— ENTRIES SUPPLIED —
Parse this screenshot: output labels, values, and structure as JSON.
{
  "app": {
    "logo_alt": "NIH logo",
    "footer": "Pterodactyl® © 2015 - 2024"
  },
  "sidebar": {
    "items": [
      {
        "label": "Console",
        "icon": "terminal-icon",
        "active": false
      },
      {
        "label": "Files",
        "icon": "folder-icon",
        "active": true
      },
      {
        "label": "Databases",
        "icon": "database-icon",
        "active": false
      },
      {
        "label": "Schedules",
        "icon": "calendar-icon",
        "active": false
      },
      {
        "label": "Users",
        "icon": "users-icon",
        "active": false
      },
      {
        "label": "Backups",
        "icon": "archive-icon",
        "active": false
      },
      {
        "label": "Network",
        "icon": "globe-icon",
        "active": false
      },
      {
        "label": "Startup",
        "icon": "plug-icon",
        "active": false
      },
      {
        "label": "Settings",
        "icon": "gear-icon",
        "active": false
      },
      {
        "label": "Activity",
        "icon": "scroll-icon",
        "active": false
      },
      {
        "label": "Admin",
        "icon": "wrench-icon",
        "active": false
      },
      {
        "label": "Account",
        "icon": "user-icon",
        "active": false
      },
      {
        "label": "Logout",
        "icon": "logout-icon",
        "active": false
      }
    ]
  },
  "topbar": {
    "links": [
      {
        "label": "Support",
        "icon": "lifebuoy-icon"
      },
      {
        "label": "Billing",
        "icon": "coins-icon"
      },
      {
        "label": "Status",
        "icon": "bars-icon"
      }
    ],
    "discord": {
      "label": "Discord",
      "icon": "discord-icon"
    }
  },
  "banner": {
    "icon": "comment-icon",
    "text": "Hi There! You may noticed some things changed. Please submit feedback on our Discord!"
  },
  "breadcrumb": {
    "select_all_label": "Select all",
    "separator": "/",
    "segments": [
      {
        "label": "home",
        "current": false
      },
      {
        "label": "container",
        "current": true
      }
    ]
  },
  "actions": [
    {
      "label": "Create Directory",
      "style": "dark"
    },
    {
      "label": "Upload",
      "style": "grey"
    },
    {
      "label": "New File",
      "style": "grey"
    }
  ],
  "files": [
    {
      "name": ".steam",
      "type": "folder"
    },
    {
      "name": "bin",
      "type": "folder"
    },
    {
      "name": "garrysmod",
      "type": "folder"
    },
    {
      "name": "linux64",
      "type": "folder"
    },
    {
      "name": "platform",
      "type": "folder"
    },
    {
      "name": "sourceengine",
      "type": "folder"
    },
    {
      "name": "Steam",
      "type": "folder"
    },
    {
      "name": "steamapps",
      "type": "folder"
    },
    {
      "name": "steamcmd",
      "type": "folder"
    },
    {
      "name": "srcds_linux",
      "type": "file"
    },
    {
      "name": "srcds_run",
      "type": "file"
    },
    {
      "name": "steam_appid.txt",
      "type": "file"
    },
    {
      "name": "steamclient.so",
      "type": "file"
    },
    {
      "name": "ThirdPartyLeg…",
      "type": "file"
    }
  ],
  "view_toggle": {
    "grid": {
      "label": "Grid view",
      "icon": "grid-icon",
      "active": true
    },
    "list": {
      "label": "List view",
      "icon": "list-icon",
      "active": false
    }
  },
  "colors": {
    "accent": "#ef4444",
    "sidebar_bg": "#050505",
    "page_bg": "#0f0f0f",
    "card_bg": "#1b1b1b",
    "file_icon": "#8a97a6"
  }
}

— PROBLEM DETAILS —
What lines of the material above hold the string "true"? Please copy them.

— REPLY TO THE EXERCISE —
        "active": true
        "current": true
      "active": true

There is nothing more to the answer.